[Stored entries]

· · ·

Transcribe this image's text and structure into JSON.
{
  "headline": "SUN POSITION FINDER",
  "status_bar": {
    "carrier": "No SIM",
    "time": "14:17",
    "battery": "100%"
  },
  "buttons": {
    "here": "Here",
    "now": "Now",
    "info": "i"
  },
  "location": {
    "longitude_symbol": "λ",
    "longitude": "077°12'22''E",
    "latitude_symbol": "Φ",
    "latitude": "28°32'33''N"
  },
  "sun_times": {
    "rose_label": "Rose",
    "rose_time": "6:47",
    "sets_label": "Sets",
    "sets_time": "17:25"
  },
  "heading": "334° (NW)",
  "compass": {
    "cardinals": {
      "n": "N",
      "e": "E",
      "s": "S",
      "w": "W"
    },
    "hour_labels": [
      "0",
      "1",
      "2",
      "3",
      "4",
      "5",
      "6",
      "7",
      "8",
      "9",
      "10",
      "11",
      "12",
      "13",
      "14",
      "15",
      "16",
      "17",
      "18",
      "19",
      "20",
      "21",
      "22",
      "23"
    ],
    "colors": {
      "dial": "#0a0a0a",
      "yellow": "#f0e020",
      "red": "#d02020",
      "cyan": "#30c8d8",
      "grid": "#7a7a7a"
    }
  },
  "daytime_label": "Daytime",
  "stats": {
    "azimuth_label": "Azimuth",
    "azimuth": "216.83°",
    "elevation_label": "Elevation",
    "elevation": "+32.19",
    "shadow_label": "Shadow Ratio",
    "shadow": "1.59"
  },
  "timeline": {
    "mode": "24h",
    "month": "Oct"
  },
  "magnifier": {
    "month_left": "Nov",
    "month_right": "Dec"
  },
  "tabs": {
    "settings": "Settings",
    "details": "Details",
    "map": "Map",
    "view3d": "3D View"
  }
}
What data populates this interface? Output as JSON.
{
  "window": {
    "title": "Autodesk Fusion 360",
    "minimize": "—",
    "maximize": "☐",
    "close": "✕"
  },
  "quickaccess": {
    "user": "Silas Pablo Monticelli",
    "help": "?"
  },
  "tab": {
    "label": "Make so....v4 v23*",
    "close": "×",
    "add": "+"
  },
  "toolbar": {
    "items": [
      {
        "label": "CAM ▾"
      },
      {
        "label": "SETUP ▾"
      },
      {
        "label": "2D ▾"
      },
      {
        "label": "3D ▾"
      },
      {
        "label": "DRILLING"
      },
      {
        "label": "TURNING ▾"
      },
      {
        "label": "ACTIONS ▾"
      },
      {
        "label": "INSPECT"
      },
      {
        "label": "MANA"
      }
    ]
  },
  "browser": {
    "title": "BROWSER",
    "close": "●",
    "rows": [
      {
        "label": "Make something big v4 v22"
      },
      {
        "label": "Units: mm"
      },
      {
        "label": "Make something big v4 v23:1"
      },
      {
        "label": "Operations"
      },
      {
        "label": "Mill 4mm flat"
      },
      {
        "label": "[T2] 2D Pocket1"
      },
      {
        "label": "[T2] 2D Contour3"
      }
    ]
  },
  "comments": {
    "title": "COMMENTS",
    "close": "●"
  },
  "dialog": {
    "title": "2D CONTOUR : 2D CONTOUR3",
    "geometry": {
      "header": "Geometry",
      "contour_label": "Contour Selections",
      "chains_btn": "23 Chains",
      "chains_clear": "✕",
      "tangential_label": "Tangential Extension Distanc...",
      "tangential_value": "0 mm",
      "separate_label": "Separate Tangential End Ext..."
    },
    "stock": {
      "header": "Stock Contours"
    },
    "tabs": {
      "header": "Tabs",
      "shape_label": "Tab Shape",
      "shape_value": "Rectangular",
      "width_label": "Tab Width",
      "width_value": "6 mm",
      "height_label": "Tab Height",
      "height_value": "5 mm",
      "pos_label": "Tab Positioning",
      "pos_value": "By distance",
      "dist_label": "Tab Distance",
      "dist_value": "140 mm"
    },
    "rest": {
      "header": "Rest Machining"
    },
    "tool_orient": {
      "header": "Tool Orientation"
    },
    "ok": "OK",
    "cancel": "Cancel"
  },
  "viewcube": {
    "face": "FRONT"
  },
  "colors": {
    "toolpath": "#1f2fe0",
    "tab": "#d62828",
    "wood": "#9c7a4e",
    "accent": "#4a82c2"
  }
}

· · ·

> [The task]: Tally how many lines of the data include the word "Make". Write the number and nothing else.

> [Result for this task]: 3